MuSe was designed as an introductory music toy designed in the spring quarter of 2009. Muse has undergone 8 prototype revisions and more than 10 user tests. Music teachers and musicians were also consulted during the making of MuSe. The resulting product is a simple and flexible toy for kids to play with while learning about music.
MuSe sought to help kids learn the concept of pitch. Our target audience were kids ages 3 to 5. MuSe was designed with multiple modes of play in mind and can be played by an individual or a group, either at home or at school.
The finished MuSe product had 3 modes of play.
In the ‘listen and play’ mode, muse plays a tone and then checks if the user’s input matched the last pitch. If the pitch matches the tone is played and the player is rewarded. If it does not match the player is urged to try again.
In the Improvise Play session a melody is played in the key of C. The student can play over this for as long as they wish. Students also have the choice to turn the music off so that just their notes are heard.

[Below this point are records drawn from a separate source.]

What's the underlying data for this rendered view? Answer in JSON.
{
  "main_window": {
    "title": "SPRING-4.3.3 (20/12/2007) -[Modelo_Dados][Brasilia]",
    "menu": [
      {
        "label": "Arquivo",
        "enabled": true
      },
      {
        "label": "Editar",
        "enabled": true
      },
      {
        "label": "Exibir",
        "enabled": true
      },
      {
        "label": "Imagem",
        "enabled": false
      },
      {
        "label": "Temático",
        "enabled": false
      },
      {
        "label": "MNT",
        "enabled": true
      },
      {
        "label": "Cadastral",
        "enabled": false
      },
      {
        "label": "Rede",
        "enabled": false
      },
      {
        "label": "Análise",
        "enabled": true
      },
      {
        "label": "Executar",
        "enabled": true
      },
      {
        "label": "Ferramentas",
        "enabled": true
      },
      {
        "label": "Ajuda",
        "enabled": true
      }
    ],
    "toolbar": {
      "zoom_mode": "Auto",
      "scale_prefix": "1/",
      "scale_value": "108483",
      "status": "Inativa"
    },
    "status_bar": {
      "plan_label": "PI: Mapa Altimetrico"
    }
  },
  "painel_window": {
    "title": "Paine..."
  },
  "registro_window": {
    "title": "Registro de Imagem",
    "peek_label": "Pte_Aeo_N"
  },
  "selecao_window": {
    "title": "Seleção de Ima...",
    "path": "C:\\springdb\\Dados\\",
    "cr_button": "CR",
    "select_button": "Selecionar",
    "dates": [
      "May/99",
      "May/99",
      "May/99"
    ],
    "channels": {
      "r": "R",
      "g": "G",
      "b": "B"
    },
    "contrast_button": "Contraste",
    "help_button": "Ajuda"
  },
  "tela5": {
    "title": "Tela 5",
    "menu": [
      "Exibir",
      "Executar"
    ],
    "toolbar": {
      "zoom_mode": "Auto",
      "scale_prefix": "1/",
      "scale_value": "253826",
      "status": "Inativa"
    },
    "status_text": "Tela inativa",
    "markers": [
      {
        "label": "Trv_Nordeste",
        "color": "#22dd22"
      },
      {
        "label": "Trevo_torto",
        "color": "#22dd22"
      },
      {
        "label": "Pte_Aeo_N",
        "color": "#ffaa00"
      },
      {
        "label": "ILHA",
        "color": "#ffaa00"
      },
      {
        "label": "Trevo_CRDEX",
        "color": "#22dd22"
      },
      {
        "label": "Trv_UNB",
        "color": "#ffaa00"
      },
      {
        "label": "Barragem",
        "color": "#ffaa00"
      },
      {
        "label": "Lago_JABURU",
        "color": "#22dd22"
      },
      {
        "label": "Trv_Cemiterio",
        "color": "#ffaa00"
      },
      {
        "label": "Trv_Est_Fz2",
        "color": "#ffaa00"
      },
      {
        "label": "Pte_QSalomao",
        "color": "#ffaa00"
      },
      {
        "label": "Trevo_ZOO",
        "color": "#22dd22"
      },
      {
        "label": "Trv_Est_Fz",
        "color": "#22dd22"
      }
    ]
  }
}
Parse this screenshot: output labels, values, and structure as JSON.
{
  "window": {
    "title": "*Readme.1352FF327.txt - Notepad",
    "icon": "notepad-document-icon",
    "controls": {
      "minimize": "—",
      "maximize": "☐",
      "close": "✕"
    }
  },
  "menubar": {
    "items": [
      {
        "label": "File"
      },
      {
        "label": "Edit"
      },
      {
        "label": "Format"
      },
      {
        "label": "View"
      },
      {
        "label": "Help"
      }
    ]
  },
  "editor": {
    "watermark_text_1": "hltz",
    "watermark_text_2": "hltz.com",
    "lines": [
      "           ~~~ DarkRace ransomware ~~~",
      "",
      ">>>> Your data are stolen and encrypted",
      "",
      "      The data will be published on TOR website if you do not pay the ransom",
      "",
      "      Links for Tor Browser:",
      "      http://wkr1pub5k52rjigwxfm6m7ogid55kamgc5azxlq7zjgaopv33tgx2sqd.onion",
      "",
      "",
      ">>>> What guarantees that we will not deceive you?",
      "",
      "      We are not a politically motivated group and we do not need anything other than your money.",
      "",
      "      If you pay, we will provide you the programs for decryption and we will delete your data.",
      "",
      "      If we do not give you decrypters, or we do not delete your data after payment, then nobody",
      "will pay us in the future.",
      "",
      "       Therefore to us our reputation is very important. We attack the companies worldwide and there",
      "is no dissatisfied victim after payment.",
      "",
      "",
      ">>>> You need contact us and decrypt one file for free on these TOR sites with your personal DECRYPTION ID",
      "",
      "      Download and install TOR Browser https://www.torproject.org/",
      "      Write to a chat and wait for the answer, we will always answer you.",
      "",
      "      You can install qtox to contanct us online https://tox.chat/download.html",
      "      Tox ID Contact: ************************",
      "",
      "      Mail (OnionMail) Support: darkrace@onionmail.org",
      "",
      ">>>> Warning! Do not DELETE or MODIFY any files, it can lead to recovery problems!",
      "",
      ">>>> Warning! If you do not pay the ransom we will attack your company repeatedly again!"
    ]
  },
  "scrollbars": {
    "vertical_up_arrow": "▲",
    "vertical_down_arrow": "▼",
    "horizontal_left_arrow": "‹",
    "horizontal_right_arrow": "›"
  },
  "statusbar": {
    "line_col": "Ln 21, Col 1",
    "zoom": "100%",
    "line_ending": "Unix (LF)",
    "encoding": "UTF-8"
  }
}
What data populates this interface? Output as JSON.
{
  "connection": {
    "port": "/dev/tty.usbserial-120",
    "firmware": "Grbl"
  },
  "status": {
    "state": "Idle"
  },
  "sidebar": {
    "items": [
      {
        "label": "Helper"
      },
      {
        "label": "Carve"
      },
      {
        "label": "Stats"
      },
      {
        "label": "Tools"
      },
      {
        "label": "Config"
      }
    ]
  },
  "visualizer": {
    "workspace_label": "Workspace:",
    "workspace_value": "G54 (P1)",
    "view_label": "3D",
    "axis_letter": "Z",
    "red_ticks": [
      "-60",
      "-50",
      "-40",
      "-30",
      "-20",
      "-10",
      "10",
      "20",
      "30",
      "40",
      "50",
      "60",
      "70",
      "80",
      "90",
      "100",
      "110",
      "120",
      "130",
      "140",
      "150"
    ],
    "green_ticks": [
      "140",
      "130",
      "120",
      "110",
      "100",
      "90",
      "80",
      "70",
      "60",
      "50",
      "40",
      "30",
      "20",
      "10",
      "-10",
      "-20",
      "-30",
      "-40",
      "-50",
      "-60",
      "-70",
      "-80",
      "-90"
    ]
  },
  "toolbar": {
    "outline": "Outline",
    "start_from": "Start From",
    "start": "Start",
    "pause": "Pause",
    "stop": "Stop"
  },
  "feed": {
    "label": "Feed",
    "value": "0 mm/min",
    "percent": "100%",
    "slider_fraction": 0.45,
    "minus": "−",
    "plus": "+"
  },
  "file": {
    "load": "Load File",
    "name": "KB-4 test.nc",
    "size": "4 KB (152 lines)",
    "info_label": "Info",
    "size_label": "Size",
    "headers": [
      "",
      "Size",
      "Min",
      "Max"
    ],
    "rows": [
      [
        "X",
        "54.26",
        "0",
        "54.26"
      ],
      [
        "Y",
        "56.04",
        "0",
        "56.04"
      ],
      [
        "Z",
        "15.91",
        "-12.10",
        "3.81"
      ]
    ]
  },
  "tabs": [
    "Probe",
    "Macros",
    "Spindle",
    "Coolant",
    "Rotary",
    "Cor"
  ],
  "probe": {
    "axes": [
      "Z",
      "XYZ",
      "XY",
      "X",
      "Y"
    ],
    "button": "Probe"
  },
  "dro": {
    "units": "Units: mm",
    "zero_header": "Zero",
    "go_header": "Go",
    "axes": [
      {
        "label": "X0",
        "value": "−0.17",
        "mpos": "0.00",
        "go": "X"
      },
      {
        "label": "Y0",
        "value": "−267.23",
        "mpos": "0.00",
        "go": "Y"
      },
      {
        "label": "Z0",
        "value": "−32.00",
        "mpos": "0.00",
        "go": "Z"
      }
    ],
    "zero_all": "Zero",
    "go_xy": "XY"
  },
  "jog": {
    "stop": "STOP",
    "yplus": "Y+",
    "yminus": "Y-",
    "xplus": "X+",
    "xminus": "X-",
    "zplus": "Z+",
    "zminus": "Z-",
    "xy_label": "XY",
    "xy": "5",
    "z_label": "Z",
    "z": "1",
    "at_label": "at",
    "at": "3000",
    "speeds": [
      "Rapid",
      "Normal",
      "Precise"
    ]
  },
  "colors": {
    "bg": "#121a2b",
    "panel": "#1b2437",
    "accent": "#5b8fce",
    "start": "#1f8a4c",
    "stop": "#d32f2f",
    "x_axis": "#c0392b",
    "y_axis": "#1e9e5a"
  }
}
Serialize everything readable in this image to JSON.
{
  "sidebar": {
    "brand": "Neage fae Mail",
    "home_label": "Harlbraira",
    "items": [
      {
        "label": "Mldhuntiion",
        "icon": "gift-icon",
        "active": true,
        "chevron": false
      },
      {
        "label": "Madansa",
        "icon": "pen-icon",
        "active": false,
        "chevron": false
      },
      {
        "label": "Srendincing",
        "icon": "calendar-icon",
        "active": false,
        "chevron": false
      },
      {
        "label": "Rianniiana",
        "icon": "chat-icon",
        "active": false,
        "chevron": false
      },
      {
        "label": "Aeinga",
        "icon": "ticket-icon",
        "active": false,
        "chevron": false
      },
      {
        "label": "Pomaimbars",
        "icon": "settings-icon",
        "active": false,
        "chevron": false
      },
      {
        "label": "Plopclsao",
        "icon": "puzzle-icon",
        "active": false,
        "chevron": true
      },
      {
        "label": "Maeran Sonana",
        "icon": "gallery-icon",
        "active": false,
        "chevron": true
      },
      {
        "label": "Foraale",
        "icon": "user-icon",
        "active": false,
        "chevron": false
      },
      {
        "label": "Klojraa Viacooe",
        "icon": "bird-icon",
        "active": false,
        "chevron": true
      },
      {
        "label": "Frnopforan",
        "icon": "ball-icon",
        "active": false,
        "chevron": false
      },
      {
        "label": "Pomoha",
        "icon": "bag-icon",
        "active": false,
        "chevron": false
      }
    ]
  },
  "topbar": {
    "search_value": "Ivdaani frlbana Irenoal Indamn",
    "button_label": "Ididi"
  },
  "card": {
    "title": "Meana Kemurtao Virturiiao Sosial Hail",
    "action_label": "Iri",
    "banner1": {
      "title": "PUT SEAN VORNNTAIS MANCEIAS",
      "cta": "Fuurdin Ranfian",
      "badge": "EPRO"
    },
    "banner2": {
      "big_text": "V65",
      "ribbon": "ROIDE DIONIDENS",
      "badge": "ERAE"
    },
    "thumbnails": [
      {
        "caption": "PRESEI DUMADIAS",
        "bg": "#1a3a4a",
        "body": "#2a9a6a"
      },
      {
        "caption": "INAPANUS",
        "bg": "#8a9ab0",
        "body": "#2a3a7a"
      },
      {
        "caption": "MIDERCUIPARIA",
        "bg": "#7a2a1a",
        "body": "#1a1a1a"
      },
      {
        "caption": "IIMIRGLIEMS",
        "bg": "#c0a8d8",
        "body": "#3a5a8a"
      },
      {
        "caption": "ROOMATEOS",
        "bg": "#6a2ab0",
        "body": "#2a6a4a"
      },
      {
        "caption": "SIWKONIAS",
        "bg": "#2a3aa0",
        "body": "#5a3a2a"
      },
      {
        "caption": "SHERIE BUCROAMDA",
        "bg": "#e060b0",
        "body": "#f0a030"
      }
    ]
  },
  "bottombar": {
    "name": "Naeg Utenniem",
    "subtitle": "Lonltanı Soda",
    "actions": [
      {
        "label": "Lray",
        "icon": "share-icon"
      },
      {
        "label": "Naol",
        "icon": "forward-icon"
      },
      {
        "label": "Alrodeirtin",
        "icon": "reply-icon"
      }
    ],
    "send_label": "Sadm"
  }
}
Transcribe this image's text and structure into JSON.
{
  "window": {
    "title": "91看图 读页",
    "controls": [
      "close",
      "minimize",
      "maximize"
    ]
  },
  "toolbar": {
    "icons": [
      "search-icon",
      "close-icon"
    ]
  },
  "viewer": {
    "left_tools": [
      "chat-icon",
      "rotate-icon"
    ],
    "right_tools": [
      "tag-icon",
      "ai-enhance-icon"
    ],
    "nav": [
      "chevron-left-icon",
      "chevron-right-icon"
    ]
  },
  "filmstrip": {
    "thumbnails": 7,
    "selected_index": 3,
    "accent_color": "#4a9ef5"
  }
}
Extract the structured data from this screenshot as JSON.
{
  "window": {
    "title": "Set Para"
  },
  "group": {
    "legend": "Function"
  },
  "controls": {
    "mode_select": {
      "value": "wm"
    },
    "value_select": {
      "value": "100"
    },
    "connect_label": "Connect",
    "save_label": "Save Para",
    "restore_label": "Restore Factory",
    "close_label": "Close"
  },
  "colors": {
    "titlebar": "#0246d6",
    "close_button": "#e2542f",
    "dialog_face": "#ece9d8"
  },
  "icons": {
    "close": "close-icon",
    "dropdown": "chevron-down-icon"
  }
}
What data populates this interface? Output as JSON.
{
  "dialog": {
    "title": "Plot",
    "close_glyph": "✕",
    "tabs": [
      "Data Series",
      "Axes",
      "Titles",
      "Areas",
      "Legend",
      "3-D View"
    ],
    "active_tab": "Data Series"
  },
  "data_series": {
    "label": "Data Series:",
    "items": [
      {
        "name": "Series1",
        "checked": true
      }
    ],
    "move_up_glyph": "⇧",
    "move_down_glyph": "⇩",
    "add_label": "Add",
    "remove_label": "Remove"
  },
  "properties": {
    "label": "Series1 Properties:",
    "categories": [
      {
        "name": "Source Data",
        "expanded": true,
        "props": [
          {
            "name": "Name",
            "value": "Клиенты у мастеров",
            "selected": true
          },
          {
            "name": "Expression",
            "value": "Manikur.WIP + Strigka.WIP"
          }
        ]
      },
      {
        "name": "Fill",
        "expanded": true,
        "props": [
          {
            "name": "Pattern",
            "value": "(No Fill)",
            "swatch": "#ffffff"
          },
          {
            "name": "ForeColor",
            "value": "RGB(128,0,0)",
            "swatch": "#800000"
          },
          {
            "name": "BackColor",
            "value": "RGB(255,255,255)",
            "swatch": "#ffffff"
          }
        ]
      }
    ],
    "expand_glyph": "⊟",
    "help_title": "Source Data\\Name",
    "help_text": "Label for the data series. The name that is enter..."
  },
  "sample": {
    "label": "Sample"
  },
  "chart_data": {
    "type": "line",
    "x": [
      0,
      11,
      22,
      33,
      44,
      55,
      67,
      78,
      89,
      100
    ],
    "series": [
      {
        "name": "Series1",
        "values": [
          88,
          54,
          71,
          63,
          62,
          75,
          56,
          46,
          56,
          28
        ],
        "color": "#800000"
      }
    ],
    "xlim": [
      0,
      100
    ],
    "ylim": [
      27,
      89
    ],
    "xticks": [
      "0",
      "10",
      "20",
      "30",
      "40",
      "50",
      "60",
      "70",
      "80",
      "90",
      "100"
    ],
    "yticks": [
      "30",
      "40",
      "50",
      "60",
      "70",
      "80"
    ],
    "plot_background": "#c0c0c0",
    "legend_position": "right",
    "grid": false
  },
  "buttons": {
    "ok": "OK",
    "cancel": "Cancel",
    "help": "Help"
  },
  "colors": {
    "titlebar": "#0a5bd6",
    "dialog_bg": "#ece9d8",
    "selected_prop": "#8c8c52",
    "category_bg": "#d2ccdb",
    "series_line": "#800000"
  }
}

In Complete the Melody the player is first presented with a simple melody. They are then played the same melody except for the last pitch. The students must play the correct pitch to move on to another melody.
An aspect of the original logo that always stuck around with me was the presence of a physical turtle that would obey the commands it was given. I always felt that this made programing in logo that much more impacting because something in the physical world responded to the commands issued in the program. In Tangible Turtle I decided to make the commands tangible instead. I chose to do this for many reasons centered around the idea that tangible objects would be easier to relate to than a computer program. This is especially true for younger children and those who are not comfortable using a computer. With tangible commands users would not have to worry about syntax or spelling, two things that often discourage people who are starting to program.
There are many things that can be missed if we simply do not take the time to reflect on the world around us. Often times people cannot engage themselves at sites of interest and do not learn about the the site as a result. WikiWorld encourages users to ask, and find answers to, things that they are interested in. Through the use of geo tagging, a user’s question persists at the spot it was asked. Other users who pass by the question can then share their knowledge by answering the question, or expand their knowledge by reading other users responses.